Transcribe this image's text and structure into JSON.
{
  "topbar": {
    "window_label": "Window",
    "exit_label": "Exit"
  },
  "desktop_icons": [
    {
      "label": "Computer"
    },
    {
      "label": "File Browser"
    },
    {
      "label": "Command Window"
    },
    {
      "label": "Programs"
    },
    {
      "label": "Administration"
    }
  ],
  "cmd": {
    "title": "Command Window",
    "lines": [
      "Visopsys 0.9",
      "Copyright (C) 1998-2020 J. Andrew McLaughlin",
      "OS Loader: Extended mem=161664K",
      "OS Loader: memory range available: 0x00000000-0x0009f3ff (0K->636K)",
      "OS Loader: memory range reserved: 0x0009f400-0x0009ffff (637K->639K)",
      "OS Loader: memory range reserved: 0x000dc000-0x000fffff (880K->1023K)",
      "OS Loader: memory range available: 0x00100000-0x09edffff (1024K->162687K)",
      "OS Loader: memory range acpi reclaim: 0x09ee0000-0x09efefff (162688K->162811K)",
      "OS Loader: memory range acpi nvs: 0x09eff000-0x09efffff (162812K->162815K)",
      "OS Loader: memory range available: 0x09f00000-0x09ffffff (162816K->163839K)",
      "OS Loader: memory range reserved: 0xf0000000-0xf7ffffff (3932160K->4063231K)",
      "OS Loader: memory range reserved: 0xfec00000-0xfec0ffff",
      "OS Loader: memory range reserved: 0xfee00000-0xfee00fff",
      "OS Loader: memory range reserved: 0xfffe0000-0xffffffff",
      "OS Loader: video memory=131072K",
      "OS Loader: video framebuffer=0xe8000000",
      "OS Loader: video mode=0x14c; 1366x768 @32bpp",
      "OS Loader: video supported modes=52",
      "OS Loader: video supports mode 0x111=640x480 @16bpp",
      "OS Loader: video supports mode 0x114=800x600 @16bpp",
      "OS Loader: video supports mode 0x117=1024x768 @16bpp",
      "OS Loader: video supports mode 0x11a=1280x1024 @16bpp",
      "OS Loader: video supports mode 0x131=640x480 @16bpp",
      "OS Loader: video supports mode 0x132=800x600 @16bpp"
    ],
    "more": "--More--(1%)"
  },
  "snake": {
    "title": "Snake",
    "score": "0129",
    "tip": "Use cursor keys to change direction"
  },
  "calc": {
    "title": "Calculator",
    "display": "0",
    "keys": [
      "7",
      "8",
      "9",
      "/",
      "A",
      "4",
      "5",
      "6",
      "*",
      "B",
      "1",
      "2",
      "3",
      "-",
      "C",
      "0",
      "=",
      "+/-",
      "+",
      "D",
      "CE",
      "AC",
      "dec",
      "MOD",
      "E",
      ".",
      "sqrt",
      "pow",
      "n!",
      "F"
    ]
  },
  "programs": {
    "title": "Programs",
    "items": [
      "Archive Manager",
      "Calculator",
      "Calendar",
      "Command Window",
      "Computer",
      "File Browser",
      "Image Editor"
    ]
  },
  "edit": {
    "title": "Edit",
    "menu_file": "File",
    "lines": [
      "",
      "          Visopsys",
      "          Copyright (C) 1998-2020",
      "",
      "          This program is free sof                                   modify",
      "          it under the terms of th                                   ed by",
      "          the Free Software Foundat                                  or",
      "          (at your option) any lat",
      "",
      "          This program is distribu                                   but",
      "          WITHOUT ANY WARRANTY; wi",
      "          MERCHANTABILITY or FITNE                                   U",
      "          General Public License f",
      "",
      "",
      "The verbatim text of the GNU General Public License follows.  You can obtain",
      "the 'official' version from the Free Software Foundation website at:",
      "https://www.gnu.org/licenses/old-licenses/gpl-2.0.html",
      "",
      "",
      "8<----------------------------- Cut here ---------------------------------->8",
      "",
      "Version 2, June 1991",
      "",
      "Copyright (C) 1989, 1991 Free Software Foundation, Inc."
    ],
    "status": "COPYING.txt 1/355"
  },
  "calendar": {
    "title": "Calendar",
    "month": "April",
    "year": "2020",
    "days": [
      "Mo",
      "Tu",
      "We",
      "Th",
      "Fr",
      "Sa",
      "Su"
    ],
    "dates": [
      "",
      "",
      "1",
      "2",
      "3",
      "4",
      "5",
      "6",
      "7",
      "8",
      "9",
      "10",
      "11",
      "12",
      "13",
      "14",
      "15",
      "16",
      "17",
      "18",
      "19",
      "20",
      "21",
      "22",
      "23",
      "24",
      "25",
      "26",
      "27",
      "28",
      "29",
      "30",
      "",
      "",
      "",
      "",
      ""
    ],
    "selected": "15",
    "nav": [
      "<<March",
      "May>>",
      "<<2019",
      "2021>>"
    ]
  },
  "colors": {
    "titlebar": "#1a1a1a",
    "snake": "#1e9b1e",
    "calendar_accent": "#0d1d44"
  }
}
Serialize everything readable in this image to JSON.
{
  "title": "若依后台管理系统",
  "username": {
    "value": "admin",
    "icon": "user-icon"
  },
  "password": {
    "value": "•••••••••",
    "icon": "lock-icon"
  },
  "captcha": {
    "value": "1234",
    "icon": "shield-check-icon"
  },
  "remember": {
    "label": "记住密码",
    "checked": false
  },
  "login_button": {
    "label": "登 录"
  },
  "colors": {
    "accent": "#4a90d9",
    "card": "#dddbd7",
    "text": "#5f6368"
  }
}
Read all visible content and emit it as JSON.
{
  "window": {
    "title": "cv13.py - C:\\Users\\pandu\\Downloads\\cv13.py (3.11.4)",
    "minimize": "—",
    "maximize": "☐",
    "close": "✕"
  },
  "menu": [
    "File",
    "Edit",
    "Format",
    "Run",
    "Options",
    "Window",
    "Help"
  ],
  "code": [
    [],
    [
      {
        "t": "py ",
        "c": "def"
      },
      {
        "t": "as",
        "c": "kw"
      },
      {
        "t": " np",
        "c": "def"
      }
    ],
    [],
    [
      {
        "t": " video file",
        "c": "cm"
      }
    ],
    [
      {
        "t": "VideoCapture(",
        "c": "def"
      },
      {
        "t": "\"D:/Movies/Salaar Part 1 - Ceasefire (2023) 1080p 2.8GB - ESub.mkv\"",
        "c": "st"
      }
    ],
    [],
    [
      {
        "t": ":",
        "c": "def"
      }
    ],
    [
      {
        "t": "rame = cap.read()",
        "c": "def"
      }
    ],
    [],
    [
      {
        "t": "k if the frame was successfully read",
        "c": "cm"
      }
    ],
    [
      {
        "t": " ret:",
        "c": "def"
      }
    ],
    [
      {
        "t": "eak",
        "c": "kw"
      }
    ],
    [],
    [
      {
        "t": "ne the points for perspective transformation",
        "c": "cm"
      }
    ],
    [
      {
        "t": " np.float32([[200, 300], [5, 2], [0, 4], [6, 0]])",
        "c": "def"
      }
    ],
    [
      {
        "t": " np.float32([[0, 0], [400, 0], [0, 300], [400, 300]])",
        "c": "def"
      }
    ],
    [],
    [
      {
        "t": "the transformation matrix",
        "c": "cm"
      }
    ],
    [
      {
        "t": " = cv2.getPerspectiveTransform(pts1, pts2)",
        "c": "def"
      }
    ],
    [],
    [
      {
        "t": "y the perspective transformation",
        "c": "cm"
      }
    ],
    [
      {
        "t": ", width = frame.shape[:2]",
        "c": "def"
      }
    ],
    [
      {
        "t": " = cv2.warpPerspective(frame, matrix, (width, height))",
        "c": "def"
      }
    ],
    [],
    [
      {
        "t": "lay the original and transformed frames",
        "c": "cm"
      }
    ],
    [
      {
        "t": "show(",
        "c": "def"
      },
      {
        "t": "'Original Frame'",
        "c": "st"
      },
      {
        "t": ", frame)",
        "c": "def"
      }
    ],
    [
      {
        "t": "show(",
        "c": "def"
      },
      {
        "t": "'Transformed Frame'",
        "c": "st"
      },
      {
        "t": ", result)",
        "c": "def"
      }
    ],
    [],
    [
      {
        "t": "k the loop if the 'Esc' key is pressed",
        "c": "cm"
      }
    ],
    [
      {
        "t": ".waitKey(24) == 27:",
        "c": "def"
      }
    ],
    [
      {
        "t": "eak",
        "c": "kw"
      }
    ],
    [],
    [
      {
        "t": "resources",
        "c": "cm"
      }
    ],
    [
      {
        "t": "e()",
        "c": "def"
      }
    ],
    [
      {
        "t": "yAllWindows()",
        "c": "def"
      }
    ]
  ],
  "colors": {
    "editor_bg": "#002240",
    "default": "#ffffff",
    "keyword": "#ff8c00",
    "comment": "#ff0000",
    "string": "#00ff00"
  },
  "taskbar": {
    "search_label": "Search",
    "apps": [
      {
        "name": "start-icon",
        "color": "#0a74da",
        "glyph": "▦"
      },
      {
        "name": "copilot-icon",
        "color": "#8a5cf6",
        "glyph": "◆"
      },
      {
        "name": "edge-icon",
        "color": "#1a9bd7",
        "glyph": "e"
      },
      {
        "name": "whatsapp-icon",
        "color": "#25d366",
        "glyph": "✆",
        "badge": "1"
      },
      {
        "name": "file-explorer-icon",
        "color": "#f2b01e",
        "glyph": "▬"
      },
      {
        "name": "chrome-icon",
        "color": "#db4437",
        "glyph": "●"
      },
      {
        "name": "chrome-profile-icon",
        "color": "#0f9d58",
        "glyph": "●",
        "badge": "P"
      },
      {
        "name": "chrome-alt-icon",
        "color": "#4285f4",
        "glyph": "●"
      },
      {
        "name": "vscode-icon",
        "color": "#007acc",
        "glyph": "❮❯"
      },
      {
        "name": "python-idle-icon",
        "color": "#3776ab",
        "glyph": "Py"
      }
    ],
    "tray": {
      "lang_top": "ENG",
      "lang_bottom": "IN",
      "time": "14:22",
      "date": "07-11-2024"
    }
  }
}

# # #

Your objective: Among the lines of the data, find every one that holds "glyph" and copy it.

Task result:
        "glyph": "▦"
        "glyph": "◆"
        "glyph": "e"
        "glyph": "✆",
        "glyph": "▬"
        "glyph": "●"
        "glyph": "●",
        "glyph": "●"
        "glyph": "❮❯"
        "glyph": "Py"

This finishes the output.